=== Begin Enclosure ===
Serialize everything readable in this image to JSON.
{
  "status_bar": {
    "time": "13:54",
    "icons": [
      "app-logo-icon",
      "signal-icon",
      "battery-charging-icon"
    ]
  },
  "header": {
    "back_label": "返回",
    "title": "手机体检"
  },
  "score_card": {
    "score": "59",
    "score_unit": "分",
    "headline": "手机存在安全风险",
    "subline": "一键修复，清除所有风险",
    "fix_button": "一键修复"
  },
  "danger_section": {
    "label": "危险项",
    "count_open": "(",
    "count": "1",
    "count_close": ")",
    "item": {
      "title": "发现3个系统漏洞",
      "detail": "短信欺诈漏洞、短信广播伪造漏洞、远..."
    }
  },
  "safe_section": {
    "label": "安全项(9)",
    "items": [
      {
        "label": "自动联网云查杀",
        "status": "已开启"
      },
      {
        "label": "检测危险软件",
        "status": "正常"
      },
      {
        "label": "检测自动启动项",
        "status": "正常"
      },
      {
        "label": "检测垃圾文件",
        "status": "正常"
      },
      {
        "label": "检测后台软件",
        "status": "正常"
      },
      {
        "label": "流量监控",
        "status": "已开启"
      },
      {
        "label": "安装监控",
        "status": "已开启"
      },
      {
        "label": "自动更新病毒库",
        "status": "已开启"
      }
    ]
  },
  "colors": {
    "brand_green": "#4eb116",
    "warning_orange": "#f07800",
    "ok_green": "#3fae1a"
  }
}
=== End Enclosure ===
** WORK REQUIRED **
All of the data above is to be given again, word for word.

** ANSWER TO THIS TASK **
Serialize everything readable in this image to JSON.
{
  "status_bar": {
    "time": "13:54",
    "icons": [
      "app-logo-icon",
      "signal-icon",
      "battery-charging-icon"
    ]
  },
  "header": {
    "back_label": "返回",
    "title": "手机体检"
  },
  "score_card": {
    "score": "59",
    "score_unit": "分",
    "headline": "手机存在安全风险",
    "subline": "一键修复，清除所有风险",
    "fix_button": "一键修复"
  },
  "danger_section": {
    "label": "危险项",
    "count_open": "(",
    "count": "1",
    "count_close": ")",
    "item": {
      "title": "发现3个系统漏洞",
      "detail": "短信欺诈漏洞、短信广播伪造漏洞、远..."
    }
  },
  "safe_section": {
    "label": "安全项(9)",
    "items": [
      {
        "label": "自动联网云查杀",
        "status": "已开启"
      },
      {
        "label": "检测危险软件",
        "status": "正常"
      },
      {
        "label": "检测自动启动项",
        "status": "正常"
      },
      {
        "label": "检测垃圾文件",
        "status": "正常"
      },
      {
        "label": "检测后台软件",
        "status": "正常"
      },
      {
        "label": "流量监控",
        "status": "已开启"
      },
      {
        "label": "安装监控",
        "status": "已开启"
      },
      {
        "label": "自动更新病毒库",
        "status": "已开启"
      }
    ]
  },
  "colors": {
    "brand_green": "#4eb116",
    "warning_orange": "#f07800",
    "ok_green": "#3fae1a"
  }
}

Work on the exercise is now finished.